**Directions:** Report the count, and only the count, of lines in the records that include the word "this".

:::::

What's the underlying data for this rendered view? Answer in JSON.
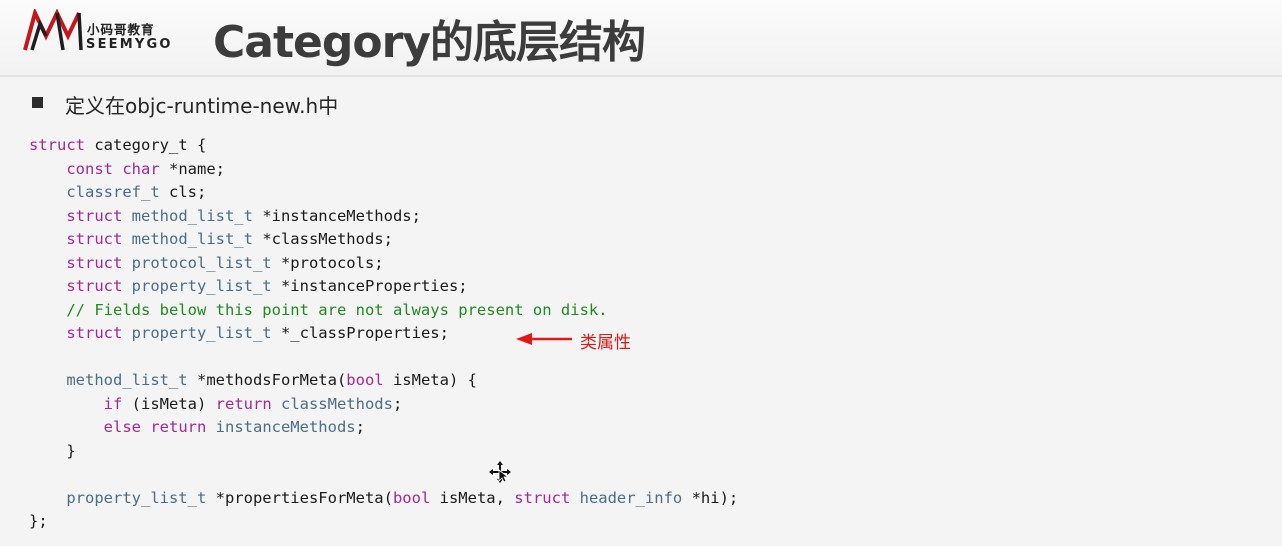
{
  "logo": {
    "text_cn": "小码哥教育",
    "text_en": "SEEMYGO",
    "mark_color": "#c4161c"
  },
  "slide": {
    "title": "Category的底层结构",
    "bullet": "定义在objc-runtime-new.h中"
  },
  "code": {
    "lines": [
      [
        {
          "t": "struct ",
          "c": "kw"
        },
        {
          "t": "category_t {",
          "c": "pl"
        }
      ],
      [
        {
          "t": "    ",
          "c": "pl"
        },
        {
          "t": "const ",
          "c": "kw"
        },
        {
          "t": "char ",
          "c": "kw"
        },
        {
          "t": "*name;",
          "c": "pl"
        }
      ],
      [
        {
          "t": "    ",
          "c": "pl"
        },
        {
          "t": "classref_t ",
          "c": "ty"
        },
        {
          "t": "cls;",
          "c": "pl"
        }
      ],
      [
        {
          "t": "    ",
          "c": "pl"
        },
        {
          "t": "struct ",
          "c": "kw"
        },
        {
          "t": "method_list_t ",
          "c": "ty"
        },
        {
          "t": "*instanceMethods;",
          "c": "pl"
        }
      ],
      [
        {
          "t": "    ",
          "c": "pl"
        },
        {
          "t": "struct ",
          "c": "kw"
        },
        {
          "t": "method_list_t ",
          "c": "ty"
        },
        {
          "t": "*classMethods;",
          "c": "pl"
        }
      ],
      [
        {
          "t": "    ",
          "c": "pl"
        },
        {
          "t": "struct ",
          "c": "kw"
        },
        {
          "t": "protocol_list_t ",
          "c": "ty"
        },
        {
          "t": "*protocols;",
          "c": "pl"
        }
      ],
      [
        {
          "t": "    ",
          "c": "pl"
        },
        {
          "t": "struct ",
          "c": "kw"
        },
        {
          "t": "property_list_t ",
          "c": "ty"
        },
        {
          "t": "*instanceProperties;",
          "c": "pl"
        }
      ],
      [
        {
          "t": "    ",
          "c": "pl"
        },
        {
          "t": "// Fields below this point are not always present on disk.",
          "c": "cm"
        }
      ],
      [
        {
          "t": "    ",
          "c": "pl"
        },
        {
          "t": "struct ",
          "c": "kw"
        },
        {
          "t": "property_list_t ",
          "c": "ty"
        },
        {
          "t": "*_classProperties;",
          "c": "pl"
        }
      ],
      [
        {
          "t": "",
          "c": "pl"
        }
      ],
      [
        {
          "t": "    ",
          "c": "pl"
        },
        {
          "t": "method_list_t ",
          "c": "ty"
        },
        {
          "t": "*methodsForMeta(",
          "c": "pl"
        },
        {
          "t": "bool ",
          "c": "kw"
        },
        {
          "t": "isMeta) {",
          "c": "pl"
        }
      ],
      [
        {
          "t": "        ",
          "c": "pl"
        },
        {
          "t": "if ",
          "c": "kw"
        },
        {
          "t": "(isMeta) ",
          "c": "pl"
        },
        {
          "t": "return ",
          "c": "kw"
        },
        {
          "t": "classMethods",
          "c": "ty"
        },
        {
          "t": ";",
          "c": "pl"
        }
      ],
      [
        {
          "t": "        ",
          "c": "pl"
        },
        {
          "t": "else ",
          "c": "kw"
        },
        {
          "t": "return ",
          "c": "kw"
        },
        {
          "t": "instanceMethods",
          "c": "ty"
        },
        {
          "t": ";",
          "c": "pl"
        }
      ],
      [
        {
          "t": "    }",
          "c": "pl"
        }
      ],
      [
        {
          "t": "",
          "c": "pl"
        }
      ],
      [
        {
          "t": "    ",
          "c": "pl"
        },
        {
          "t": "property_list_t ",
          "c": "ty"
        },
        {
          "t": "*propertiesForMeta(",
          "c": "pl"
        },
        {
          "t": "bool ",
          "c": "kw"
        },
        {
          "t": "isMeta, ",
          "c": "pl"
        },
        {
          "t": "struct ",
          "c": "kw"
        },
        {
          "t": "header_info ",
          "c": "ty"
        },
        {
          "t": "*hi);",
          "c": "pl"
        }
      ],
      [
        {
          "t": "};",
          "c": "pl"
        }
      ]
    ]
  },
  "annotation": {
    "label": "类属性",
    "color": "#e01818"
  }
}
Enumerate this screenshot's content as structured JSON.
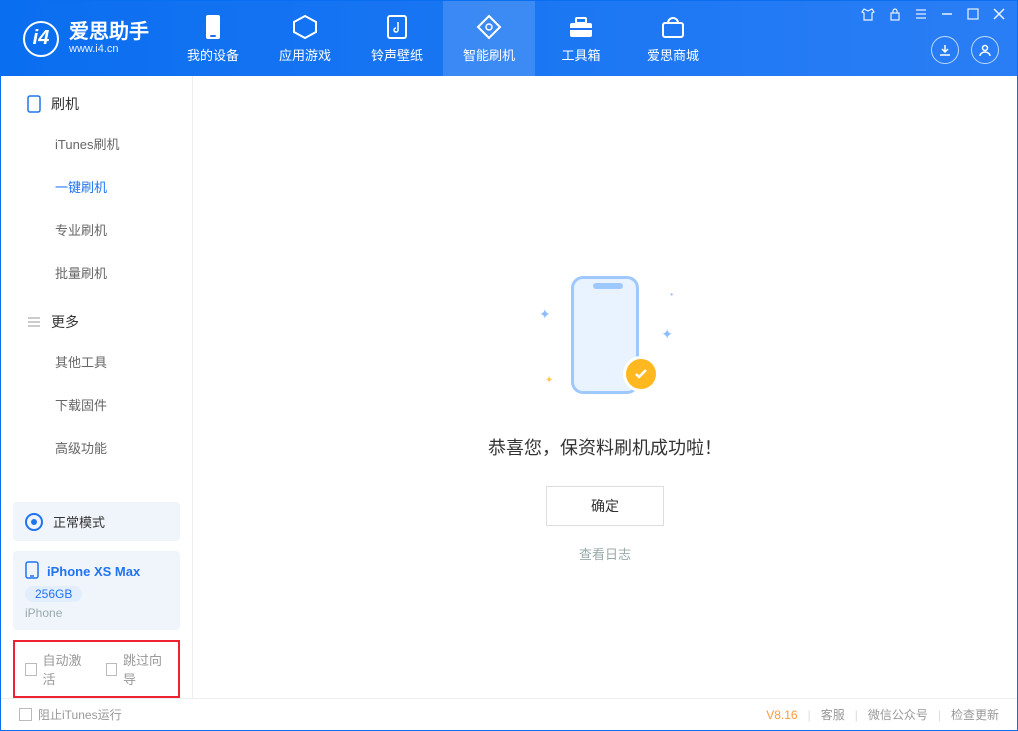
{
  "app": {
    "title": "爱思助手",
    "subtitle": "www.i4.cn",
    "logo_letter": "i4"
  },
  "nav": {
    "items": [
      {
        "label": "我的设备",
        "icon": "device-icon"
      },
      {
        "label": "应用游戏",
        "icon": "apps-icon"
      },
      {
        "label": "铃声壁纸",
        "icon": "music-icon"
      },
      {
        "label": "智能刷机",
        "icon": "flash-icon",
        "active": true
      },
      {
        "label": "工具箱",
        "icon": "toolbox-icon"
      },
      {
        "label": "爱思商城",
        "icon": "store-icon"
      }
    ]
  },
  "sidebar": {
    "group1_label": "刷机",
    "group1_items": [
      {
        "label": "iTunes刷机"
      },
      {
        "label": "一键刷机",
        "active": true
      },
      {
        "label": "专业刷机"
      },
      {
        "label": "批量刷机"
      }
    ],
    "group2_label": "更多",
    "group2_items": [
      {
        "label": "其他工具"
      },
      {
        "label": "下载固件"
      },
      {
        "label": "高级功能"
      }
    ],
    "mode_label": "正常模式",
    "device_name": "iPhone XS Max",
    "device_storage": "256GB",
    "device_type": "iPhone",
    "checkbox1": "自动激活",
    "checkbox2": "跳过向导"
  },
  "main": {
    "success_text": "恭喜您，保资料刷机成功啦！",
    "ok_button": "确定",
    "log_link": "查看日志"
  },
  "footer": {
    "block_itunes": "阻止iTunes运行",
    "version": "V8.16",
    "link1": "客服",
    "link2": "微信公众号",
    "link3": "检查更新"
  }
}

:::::

**Output:** 3